Statistics Canada has introduced some new nomenclature to the world of Canadian population data. This is important to those tracking changes in where people are moving and choosing to live and for the analysis of all sorts of issues like access to care and equity in services across the rural-urban continuum. From now on small towns and villages as small as 1,000 will no longer be grouped together with places like Ottawa or Toronto and be classified only as “urban areas”.
Places with more than a 1000 people and a density of more than 400 people per sq. kilometre will now be identified collectively as “population centres” these will be sub-divided into three groups as:
Ø small population centres being those between 1,000 and 30,000 people;
Ø medium population centres being those between 30,000 and 100,000 people; and,
Ø large population centres being anything over 100,000.
“Rural areas” in the Statistics Canada meaning remains all territory not meeting the two tests of greater than 1,000 people and with a density of at least 400 people per sq. kilometre.
Further explanation can be found here: http://www.statcan.gc.ca/subjects-sujets/standard-norme/sgc-cgt/urban-urbain-eng.htm
This move is welcome and should help with better interpretation of statistics the agency provides. (This won’t really help in any way with the misguided government shift to do away with the mandatory long form census that occurred this past summer, despite widespread appeals to rethink the matter. That is still going to be a problem for people seeking to understand rural realities.)
As far as the Rural Ontario Institute is concerned we certainly regard rural Ontario as more than just the territory being farmed or sparsely populated northern geography – small population centres are certainly part of what we see as rural. When we look around rural Ontario we view a rich fabric of small towns and communities interwoven with the countryside and surrounding forests, we see the interdependence of our social, economic and environmental systems and the many mutually beneficial relationships between country and city.
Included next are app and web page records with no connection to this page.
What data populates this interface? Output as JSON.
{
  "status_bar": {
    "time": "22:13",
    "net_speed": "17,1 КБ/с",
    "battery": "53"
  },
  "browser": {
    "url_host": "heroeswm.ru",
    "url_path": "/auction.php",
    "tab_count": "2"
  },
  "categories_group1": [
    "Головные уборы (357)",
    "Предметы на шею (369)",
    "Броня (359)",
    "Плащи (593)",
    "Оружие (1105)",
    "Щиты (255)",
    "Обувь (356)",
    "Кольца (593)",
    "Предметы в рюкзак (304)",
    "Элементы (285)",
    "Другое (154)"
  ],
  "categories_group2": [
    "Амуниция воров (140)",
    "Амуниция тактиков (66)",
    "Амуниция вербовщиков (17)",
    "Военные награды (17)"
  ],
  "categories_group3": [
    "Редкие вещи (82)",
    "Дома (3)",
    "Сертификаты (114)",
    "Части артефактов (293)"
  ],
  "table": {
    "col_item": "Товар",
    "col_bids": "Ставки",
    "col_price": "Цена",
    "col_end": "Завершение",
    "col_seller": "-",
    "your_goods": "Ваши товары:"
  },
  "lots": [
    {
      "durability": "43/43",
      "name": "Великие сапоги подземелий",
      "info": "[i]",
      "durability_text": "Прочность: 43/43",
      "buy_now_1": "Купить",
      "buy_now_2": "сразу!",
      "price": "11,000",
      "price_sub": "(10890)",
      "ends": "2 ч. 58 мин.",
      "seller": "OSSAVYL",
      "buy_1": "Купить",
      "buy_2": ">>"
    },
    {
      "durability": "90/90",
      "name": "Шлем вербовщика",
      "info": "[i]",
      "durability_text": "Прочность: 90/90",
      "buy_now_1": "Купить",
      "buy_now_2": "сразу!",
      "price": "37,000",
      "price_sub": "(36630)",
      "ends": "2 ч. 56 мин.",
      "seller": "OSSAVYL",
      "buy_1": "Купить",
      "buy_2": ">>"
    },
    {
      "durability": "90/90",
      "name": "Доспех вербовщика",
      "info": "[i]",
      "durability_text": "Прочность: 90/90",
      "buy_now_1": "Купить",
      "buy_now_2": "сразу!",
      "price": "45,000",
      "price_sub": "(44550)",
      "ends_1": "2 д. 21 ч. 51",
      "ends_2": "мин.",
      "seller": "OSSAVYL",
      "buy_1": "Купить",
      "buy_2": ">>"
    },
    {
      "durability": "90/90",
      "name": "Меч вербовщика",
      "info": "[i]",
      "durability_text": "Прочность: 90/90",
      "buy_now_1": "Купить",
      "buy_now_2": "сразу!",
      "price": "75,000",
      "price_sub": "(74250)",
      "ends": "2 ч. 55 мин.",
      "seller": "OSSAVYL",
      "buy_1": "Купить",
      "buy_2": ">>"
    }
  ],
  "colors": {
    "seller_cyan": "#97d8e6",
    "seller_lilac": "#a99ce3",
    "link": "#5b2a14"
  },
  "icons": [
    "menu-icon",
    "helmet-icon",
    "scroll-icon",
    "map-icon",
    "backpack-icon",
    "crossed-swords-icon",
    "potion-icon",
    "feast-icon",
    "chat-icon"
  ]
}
We understand the need for categories but have the perspective that people don’t divide their lives so neatly and many rural folk, the goods we produce and use, as well as the energy, air and water we rely on cross back and forth across those boundaries every day.
Norman Ragetlie, Director, Policy & Stakeholder Engagement